Phones. Love 'em, hate 'em, they're everywhere. We carry our phones with us, they're found in virtually every room we enter and, increasingly, our laptops and office PCs are used for telephony.Apple rocked the world with the iPhone, Google is hoping for a big splash with Android and RIM used the Blackberry to build an empire. Making a simple voice call has become almost passe; we use our phones to send almost many text messages as voice calls and, a few months ago, video-equipped mobile phones beamed images around the world of a would-be revolution in Iran.
Just about everything about phones has changed in the past decade, but in enterprises, all this innovation has yet to have an impact on a long-standing budget reality: Phones continue to account for about 35% of the cost of a new communications system.
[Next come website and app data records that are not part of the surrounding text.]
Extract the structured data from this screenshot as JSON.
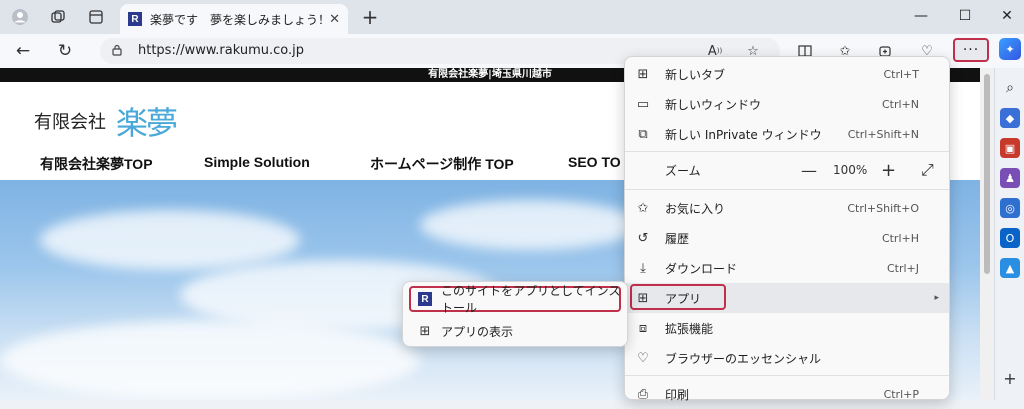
{
  "tab": {
    "favicon": "R",
    "title": "楽夢です　夢を楽しみましょう！",
    "close": "✕"
  },
  "address": {
    "url": "https://www.rakumu.co.jp"
  },
  "page": {
    "header_bar": "有限会社楽夢|埼玉県川越市",
    "logo_small": "有限会社",
    "logo_big": "楽夢",
    "nav": [
      "有限会社楽夢TOP",
      "Simple Solution",
      "ホームページ制作 TOP",
      "SEO TO"
    ]
  },
  "menu": {
    "items": [
      {
        "label": "新しいタブ",
        "shortcut": "Ctrl+T",
        "icon": "new-tab-icon"
      },
      {
        "label": "新しいウィンドウ",
        "shortcut": "Ctrl+N",
        "icon": "new-window-icon"
      },
      {
        "label": "新しい InPrivate ウィンドウ",
        "shortcut": "Ctrl+Shift+N",
        "icon": "inprivate-icon"
      },
      {
        "label": "お気に入り",
        "shortcut": "Ctrl+Shift+O",
        "icon": "favorites-icon"
      },
      {
        "label": "履歴",
        "shortcut": "Ctrl+H",
        "icon": "history-icon"
      },
      {
        "label": "ダウンロード",
        "shortcut": "Ctrl+J",
        "icon": "download-icon"
      },
      {
        "label": "アプリ",
        "shortcut": "▸",
        "icon": "apps-icon"
      },
      {
        "label": "拡張機能",
        "shortcut": "",
        "icon": "extensions-icon"
      },
      {
        "label": "ブラウザーのエッセンシャル",
        "shortcut": "",
        "icon": "heart-pulse-icon"
      },
      {
        "label": "印刷",
        "shortcut": "Ctrl+P",
        "icon": "print-icon"
      }
    ],
    "zoom": {
      "label": "ズーム",
      "minus": "—",
      "value": "100%",
      "plus": "+",
      "fullscreen": "⤢"
    }
  },
  "submenu": {
    "install": "このサイトをアプリとしてインストール",
    "install_icon": "R",
    "view": "アプリの表示"
  },
  "colors": {
    "highlight": "#c0304a",
    "brand": "#2b3a8c"
  }
}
While it's an overstatement to argue that Unified Communications has put a spotlight on this expense, many of UC's core elements alter traditional calling patterns and thus enable us to rethink the value of traditional phone technologies. For example, text, email and IM have already had an impact on voice mail--fewer ports are needed because there are fewer messages coming in via phone.
Now the phone is squarely in the sights of communications revolutionaries. Earlier this summer, a series of articles was posted on NoJitter that considered the future of phones in the enterprise (see here, here, here, and here). Not surprisingly, this conversation spilled into VoiceCon San Francisco.
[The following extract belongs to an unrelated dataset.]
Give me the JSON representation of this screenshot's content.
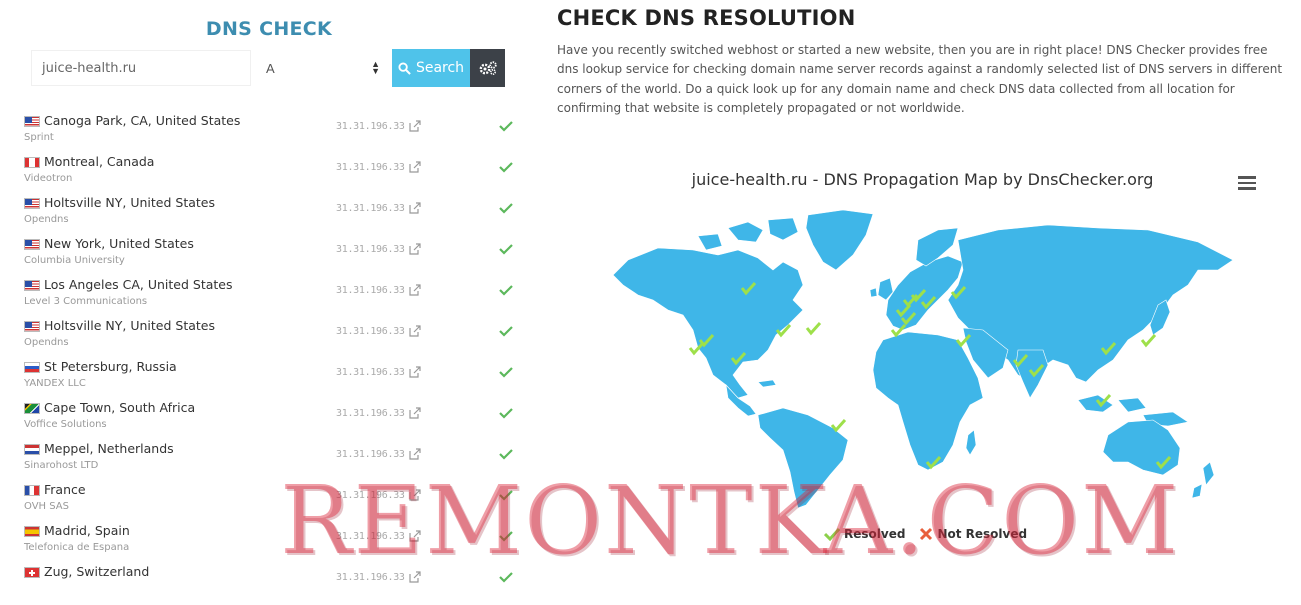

But before phones can disappear from enterprise desktops, something has to be available to replace them. Maybe it'll be mobile phones...but not until the carriers break down their walled gardens, and there's no sign that'll happen anytime soon. Or maybe FMC will save the day, but progress remains incredibly slow, in large part because of the attitude of the aforementioned carriers.
Or maybe SIP will rescue enterprises from this burden. Maybe, but only if you believe in the Standards Fairy. SIP has kicked around for more than a decade and it certainly is becoming the de facto standard for signaling between VOIP systems, devices and the network, and between networks. But from the demarc back to the handset or desktop, proprietary protocols rule. We find ourselves in the exact same situation we were in when TDM dominated the scene: Vendors pay lip service to open standards but devote their time and money to create lock-in situations. And, in fairness, many enterprises also swear they want open standards but they don't make it a requirement when it comes to the details of their RFPs.
Well then, maybe softphones will replace hard phones. Maybe, but not anytime soon. During VoiceCon I moderated a panel discussion on "The Future of the Phone in the Enterprise." If you listened to the panelists, you'd have thought that softphones were almost a given in many enterprises. But then this comment came in from someone in the audience: "We have 1200 desktops and about 250 softphone users. About 80% of the problems my staff responds to is for those softphones.... They're not ready yet." When I read that comment aloud, the audience cheered.
So, do phones have a future in the enterprise? Sure. The way things stand today, just about every type of phone has a future in the enterprise. I don't think Darwin intended his theory to apply to inanimate objects, but when it comes to enterprise phones, a Darwinian process has already begun.